Every time I hear a Mainland Chinese person manning the economical rice store, my heart sinks. What is supposed to be an efficient speak, point-and-go interaction tends to break down.
Once, an order of ko lo yok (sweet-and-sour pork) earned me a scolding. The guy couldn’t understand me, and I had forgotten the Mandarin term for the dish. Another time, “one kopi C please” became one iced kopi C. Not my ideal breakfast drink.
Why can’t these people learn to do things the Singaporean way? Why do we have to bend over backwards for them? They’re so loud, so annoying.
I tried to minimise my contact with them. But God wasn’t letting me off so easily. He knew that I knew that these thoughts just weren’t the way I was supposed to think.
“Love the Lord your God with all your heart, with all your soul, with all your mind, and with all your strength. The second is: Love your neighbour as yourself. There is no command greater than these.” (Mark 12:30-31)
If I were to be honest, some people are much easier to love. Perhaps they’re cute, pleasant, require less sacrifice. Maybe some have simply caught me on a good day.
But to truly love God, we have to love people. All people. All the time.
We must love the ones who look and sound different from us. The ones who think differently. The ones who raise hands during worship, and the ones who don’t. The ones who call themselves Christians, but have gossiped about, slandered, cursed and wronged me.
We are called to love the insufferably self-righteous. The #humblebrags. The betrayers. The ones who spew alternative facts. The ones who call us names, smug in the wisdom of their intellect and choices. The “lost causes”.
We must learn to love others because while we were still sinners, God made room for us. We hated everything God represented. Did not want to believe. Wanted to live our own lives in our own way, on our own terms. God was holy, and we wanted nothing to do with the light. We wallowed in darkness. We loved sin. More fun, lah.
But this is love: Not that we love God, but he loved us and sent His Son as the atoning sacrifice for our sins. (1 John 4:10)

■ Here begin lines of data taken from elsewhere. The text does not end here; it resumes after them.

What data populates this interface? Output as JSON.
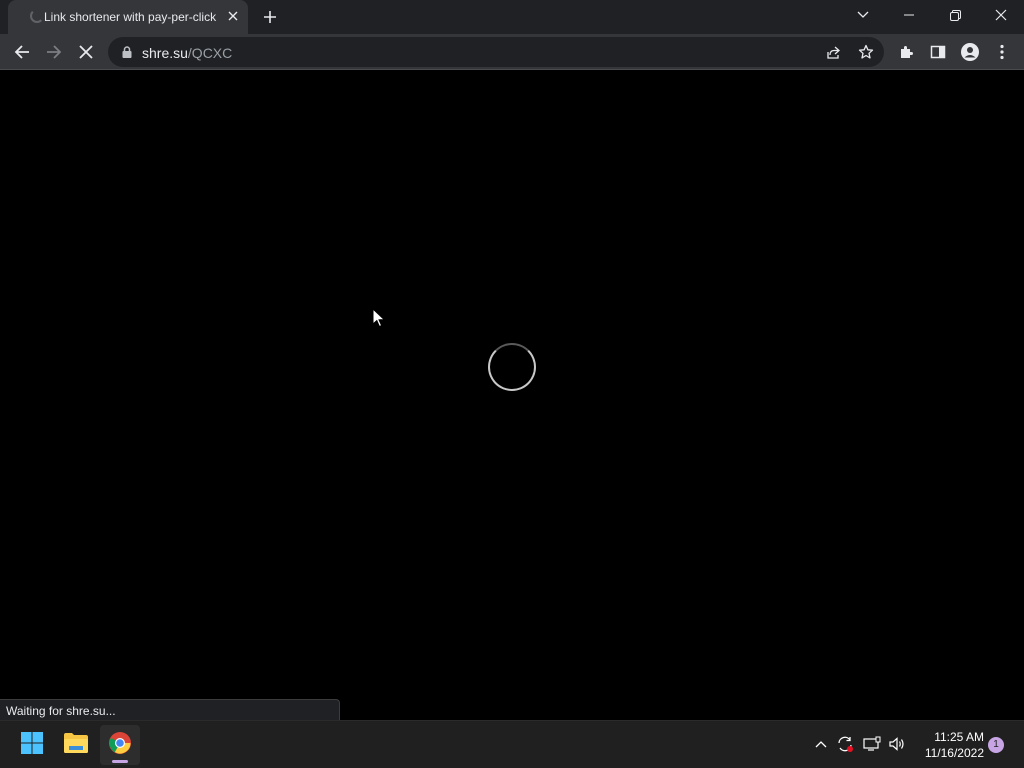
{
  "tab": {
    "title": "Link shortener with pay-per-click",
    "loading": true
  },
  "omnibox": {
    "host": "shre.su",
    "path": "/QCXC"
  },
  "status": {
    "text": "Waiting for shre.su..."
  },
  "taskbar": {
    "apps": [
      "windows-start",
      "file-explorer",
      "chrome"
    ],
    "active_app": "chrome",
    "time": "11:25 AM",
    "date": "11/16/2022",
    "notification_count": "1"
  },
  "colors": {
    "tabstrip_bg": "#202124",
    "toolbar_bg": "#35363a",
    "omnibox_bg": "#202124",
    "page_bg": "#000000",
    "taskbar_bg": "#202020",
    "accent": "#c7a5e4"
  }
}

And so, we love. Even the difficult people.
As Jesus reminds us, “My child, did you think you would get a gold star for loving when it’s easy?” (Modern paraphrase of Matthew 5:46)
Okay God, you win.